It is quite clear, from the video of his departure, that Crozier’s sailors will crawl through broken glass for him. I have personally seen officers who denigrate their troops and focus on their own advancement, rather than their personnel. I’ve seen officers denigrate enlisted personnel because of their (incorrect) perception that they’re somehow less educated and less intelligent than they are. I’ve seen officers tear to the front of the line ahead of their troops to get food and equipment and being told by senior NCOs to get their worthless, entitled tails to the back.
National Security expert Jim Hanson explains that it’s not an either/or situation while retweeting Kurt Schlichter.
Two things can both be true
— Jim Hanson (@JimHansonDC) April 3, 2020
Fact is the crew of the Roosevelt needed help, but Brett Crozier should have known his letter would leak to the media and be exploited by our adversaries. I will also correct Schlicter’s tweet. Crozier never said the Roosevelt wasn’t mission capable. In fact, he specifically stated in his letter that the Roosevelt would embark every sailor, deploy, and kick the ass of any adversary if SHTF.
“However, we are not at war,” Crozier wrote, “and therefore cannot allow a single Sailor to perish as a result of this pandemic unnecessarily.”

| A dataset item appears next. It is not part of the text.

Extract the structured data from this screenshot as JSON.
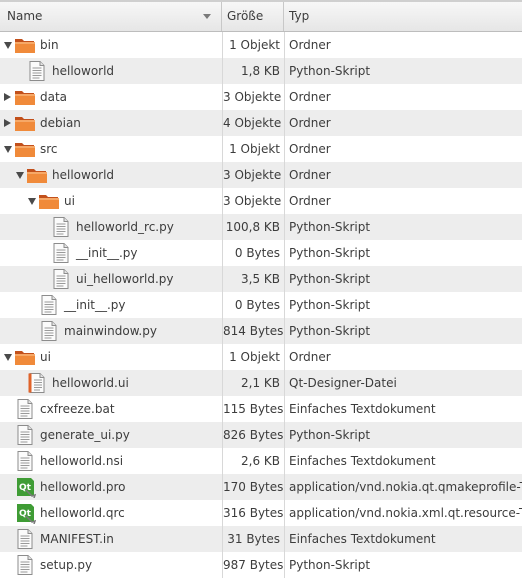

One thing is quite clear from this event: the departure of Brett Crozier is much more nuanced than some partisans would have you believe. I would be curious about former Defense Secretary Jim Mattis’ take on this issues and curious how the legendary Marine Corps General would have handled this situation. I would trust Jim Mattis’ take over any partisan commentator’s.
Here’s the thing, though. Ultimately, in order to be successful as a leader – both in the military and elsewhere – you have to command the respect and trust of those you lead. As Mattis wrote in his book, “Your peers are the first to know what you will stand for and, more important, what you won’t stand for. State your rules, and stick to them. As an officer you need to win a basic battle: for the hearts of your troops. Win their hearts, and they will win the battles.”

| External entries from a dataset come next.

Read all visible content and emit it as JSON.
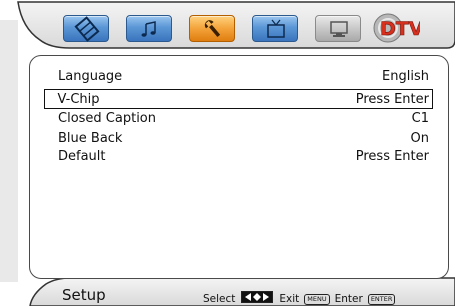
{
  "tabs": [
    {
      "name": "picture",
      "icon": "film-strip-icon",
      "state": "normal"
    },
    {
      "name": "audio",
      "icon": "music-note-icon",
      "state": "normal"
    },
    {
      "name": "setup",
      "icon": "wrench-icon",
      "state": "active"
    },
    {
      "name": "tv",
      "icon": "tv-icon",
      "state": "normal"
    },
    {
      "name": "pc",
      "icon": "monitor-icon",
      "state": "disabled"
    }
  ],
  "logo": {
    "text": "DTV"
  },
  "menu": {
    "items": [
      {
        "label": "Language",
        "value": "English"
      },
      {
        "label": "V-Chip",
        "value": "Press Enter"
      },
      {
        "label": "Closed Caption",
        "value": "C1"
      },
      {
        "label": "Blue Back",
        "value": "On"
      },
      {
        "label": "Default",
        "value": "Press Enter"
      }
    ],
    "selected_index": 1
  },
  "status": {
    "title": "Setup",
    "select_label": "Select",
    "exit_label": "Exit",
    "menu_key": "MENU",
    "enter_label": "Enter",
    "enter_key": "ENTER"
  },
  "colors": {
    "tab_blue": "#5b97d6",
    "tab_active": "#f3a33a",
    "tab_disabled": "#c2c2c2",
    "logo_red": "#d8301e",
    "frame": "#e9e9e9"
  }
}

Brett Crozier seems to have succeeded at that, despite the partisan wrangling.
Featured photo: Navy Live; (U.S. Navy photo by Mass Communication Specialist 2nd Class Chris Brown/Released)